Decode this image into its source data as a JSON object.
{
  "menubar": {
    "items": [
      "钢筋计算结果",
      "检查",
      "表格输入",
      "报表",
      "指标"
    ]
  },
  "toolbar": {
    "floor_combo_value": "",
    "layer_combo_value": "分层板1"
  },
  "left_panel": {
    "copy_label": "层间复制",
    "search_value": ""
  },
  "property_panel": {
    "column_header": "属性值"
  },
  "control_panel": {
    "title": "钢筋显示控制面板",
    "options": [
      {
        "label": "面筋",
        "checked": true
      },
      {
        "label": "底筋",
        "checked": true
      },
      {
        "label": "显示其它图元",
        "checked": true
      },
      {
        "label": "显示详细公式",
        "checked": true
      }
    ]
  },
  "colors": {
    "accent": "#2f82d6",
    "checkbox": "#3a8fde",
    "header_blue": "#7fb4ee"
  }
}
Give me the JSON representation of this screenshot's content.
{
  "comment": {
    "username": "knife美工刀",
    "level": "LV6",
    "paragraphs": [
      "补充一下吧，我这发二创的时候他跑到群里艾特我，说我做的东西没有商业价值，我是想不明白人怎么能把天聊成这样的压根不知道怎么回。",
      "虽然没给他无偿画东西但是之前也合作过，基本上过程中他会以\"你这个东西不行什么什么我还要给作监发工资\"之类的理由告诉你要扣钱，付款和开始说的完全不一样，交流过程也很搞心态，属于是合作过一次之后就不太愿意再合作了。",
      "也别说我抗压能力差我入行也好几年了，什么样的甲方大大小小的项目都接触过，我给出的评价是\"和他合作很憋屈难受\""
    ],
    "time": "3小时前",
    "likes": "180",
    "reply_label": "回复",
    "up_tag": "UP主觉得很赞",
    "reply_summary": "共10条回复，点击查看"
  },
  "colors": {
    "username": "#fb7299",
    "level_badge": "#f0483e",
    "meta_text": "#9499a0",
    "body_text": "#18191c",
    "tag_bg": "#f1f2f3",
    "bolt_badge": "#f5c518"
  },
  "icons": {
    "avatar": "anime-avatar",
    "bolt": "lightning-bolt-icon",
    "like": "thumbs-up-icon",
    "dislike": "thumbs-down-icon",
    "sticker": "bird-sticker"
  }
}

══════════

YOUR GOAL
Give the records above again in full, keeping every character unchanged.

RESULT OF THIS EXERCISE
Decode this image into its source data as a JSON object.
{
  "menubar": {
    "items": [
      "钢筋计算结果",
      "检查",
      "表格输入",
      "报表",
      "指标"
    ]
  },
  "toolbar": {
    "floor_combo_value": "",
    "layer_combo_value": "分层板1"
  },
  "left_panel": {
    "copy_label": "层间复制",
    "search_value": ""
  },
  "property_panel": {
    "column_header": "属性值"
  },
  "control_panel": {
    "title": "钢筋显示控制面板",
    "options": [
      {
        "label": "面筋",
        "checked": true
      },
      {
        "label": "底筋",
        "checked": true
      },
      {
        "label": "显示其它图元",
        "checked": true
      },
      {
        "label": "显示详细公式",
        "checked": true
      }
    ]
  },
  "colors": {
    "accent": "#2f82d6",
    "checkbox": "#3a8fde",
    "header_blue": "#7fb4ee"
  }
}
Give me the JSON representation of this screenshot's content.
{
  "comment": {
    "username": "knife美工刀",
    "level": "LV6",
    "paragraphs": [
      "补充一下吧，我这发二创的时候他跑到群里艾特我，说我做的东西没有商业价值，我是想不明白人怎么能把天聊成这样的压根不知道怎么回。",
      "虽然没给他无偿画东西但是之前也合作过，基本上过程中他会以\"你这个东西不行什么什么我还要给作监发工资\"之类的理由告诉你要扣钱，付款和开始说的完全不一样，交流过程也很搞心态，属于是合作过一次之后就不太愿意再合作了。",
      "也别说我抗压能力差我入行也好几年了，什么样的甲方大大小小的项目都接触过，我给出的评价是\"和他合作很憋屈难受\""
    ],
    "time": "3小时前",
    "likes": "180",
    "reply_label": "回复",
    "up_tag": "UP主觉得很赞",
    "reply_summary": "共10条回复，点击查看"
  },
  "colors": {
    "username": "#fb7299",
    "level_badge": "#f0483e",
    "meta_text": "#9499a0",
    "body_text": "#18191c",
    "tag_bg": "#f1f2f3",
    "bolt_badge": "#f5c518"
  },
  "icons": {
    "avatar": "anime-avatar",
    "bolt": "lightning-bolt-icon",
    "like": "thumbs-up-icon",
    "dislike": "thumbs-down-icon",
    "sticker": "bird-sticker"
  }
}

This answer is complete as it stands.